African-American, Latino Children Drink More Sugary Fruit Juice

Note: Anisha Patel, MD, MSPH, is a current CTSI K scholarKristine Madsen MD, MPH, is a former K scholar.

By Juliana Bunim via

While there has been a steep decline in kids’ consumption of sugar-sweetened beverages in California, African-American and Latino children may be replacing soda with 100 percent fruit juice while their white peers are not, according to a new study from UC San Francisco.

The study was the first to compare trends of sugar-sweetened beverages and 100 percent juice consumption in California.  

“The decrease in the consumption of sugar-sweetened beverages among kids is a promising public health trend,” said Amy Beck, MD, MPH, lead author and pediatrician at UCSF Benioff Children’s Hospital and San Francisco General Hospital and Trauma Center. “But it is concerning that minority children are increasing their consumption of 100 percent fruit juice, which often has just as much sugar as soda.”

The American Academy of Pediatrics recommends that children age 6 and younger consume a maximum of 4 to 6 ounces of fruit juice per day, and that children ages 7 and older consume no more than 12 ounces per day.

The public health message being sent to parents is that 100 percent fruit juice is OK, according to the researchers, due much in part to juice’s distribution through federal programs.

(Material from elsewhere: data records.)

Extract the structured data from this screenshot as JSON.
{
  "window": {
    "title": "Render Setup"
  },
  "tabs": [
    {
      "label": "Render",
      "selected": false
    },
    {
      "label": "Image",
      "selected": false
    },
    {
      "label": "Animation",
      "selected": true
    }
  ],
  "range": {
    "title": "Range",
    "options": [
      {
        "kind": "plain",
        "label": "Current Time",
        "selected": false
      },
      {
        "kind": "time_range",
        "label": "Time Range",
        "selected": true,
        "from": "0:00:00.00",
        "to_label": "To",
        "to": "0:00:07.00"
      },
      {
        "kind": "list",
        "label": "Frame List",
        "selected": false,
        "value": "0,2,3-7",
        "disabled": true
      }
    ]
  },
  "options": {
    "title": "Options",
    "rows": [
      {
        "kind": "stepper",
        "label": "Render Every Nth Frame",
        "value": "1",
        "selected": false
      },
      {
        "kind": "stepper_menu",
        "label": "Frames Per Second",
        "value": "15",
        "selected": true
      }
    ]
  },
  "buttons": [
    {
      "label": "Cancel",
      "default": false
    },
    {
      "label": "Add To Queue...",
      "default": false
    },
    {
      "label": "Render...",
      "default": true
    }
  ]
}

Fruit juice is available in schools through the National School Lunch Program, which provided low-cost or free lunches to more than 31 million children nationally each school day in 2011. Juice also is distributed to parents through the Women, Infants and Children (WIC) program, a federal grant program for low-income, nutritionally at-risk women and children up to age 5 and through the Child Care Food Program.

“We want to see kids drinking fewer beverages that give them unnecessary calories – including fruit juice,” said senior author Kristine Madsen, MD, MPH, of the Division of Community Health and Human Development at UC Berkeley. “We don’t want them replacing soda with juice.  It’s better to eat the fruit – not drink the fruit juice.”

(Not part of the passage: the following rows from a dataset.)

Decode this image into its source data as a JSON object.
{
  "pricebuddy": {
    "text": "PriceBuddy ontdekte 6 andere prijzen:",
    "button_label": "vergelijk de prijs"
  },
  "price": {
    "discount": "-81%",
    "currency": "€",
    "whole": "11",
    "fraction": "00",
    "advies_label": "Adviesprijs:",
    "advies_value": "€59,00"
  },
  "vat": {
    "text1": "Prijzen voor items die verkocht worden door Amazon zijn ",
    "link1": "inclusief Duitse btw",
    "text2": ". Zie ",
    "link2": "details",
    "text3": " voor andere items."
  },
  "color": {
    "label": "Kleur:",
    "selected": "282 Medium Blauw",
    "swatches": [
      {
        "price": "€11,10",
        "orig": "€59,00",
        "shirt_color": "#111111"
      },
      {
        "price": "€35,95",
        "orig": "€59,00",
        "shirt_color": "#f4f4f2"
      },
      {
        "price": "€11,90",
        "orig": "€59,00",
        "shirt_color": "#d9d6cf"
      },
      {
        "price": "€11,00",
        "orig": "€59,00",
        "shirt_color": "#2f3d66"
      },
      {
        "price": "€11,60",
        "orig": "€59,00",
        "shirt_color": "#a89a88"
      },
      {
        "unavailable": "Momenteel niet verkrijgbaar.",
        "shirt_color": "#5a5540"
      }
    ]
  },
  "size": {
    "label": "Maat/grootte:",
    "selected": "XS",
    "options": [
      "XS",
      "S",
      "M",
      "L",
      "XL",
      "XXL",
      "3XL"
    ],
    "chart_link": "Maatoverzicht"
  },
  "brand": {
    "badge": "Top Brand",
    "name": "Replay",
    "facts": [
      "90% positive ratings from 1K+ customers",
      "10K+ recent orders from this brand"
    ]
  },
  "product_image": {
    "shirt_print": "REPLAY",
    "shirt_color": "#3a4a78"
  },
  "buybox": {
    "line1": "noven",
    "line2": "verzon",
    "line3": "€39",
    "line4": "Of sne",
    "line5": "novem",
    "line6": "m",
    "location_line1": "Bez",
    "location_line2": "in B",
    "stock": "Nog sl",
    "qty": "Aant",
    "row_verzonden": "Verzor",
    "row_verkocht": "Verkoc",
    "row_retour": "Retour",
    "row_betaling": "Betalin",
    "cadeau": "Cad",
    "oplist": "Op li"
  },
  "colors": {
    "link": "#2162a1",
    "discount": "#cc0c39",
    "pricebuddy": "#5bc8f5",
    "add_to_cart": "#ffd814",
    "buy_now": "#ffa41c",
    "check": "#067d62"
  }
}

The study’s other authors include Anisha Patel, MD, MSPH, a pediatrician at the UCSF Benioff Children’s Hospital. The authors have no conflicts of interest or financial disclosures.

The study was funded by a grant from the National Center for Advancing Translational Sciences, National Institute of Health.